[Extracted records]
· · ·
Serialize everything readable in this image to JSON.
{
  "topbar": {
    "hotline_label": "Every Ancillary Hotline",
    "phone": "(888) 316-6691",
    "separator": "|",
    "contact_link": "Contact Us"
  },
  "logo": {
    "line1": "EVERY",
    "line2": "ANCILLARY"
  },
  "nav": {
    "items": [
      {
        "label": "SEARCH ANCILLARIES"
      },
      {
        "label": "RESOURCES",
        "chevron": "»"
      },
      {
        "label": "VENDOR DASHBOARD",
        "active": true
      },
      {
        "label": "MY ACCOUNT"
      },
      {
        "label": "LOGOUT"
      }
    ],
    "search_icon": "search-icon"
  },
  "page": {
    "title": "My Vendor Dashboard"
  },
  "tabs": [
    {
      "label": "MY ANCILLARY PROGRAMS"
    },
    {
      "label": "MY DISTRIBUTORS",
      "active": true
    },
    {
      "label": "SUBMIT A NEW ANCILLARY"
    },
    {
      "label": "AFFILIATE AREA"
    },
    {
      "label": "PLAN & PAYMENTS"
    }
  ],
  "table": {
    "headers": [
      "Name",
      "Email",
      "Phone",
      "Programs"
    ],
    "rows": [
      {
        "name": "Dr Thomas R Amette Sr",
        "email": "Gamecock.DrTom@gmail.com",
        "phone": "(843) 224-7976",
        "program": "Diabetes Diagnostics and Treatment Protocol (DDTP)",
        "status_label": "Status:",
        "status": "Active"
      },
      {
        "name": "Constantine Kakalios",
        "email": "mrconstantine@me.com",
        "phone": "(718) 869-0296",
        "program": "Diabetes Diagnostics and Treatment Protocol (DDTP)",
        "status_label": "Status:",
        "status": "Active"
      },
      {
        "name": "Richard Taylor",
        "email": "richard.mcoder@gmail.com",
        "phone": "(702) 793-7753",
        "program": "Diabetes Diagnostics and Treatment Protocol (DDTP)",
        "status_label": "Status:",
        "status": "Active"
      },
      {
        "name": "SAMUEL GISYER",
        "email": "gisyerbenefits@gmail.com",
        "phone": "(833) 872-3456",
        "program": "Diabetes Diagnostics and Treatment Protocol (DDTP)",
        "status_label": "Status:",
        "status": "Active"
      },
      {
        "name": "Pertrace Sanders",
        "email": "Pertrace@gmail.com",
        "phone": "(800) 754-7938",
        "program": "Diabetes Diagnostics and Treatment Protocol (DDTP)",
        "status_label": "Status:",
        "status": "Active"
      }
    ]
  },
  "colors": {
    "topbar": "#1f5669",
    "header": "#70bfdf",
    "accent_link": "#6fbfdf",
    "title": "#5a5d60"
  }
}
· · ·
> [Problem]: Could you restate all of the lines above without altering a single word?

> [Answer for this exercise]:
Serialize everything readable in this image to JSON.
{
  "topbar": {
    "hotline_label": "Every Ancillary Hotline",
    "phone": "(888) 316-6691",
    "separator": "|",
    "contact_link": "Contact Us"
  },
  "logo": {
    "line1": "EVERY",
    "line2": "ANCILLARY"
  },
  "nav": {
    "items": [
      {
        "label": "SEARCH ANCILLARIES"
      },
      {
        "label": "RESOURCES",
        "chevron": "»"
      },
      {
        "label": "VENDOR DASHBOARD",
        "active": true
      },
      {
        "label": "MY ACCOUNT"
      },
      {
        "label": "LOGOUT"
      }
    ],
    "search_icon": "search-icon"
  },
  "page": {
    "title": "My Vendor Dashboard"
  },
  "tabs": [
    {
      "label": "MY ANCILLARY PROGRAMS"
    },
    {
      "label": "MY DISTRIBUTORS",
      "active": true
    },
    {
      "label": "SUBMIT A NEW ANCILLARY"
    },
    {
      "label": "AFFILIATE AREA"
    },
    {
      "label": "PLAN & PAYMENTS"
    }
  ],
  "table": {
    "headers": [
      "Name",
      "Email",
      "Phone",
      "Programs"
    ],
    "rows": [
      {
        "name": "Dr Thomas R Amette Sr",
        "email": "Gamecock.DrTom@gmail.com",
        "phone": "(843) 224-7976",
        "program": "Diabetes Diagnostics and Treatment Protocol (DDTP)",
        "status_label": "Status:",
        "status": "Active"
      },
      {
        "name": "Constantine Kakalios",
        "email": "mrconstantine@me.com",
        "phone": "(718) 869-0296",
        "program": "Diabetes Diagnostics and Treatment Protocol (DDTP)",
        "status_label": "Status:",
        "status": "Active"
      },
      {
        "name": "Richard Taylor",
        "email": "richard.mcoder@gmail.com",
        "phone": "(702) 793-7753",
        "program": "Diabetes Diagnostics and Treatment Protocol (DDTP)",
        "status_label": "Status:",
        "status": "Active"
      },
      {
        "name": "SAMUEL GISYER",
        "email": "gisyerbenefits@gmail.com",
        "phone": "(833) 872-3456",
        "program": "Diabetes Diagnostics and Treatment Protocol (DDTP)",
        "status_label": "Status:",
        "status": "Active"
      },
      {
        "name": "Pertrace Sanders",
        "email": "Pertrace@gmail.com",
        "phone": "(800) 754-7938",
        "program": "Diabetes Diagnostics and Treatment Protocol (DDTP)",
        "status_label": "Status:",
        "status": "Active"
      }
    ]
  },
  "colors": {
    "topbar": "#1f5669",
    "header": "#70bfdf",
    "accent_link": "#6fbfdf",
    "title": "#5a5d60"
  }
}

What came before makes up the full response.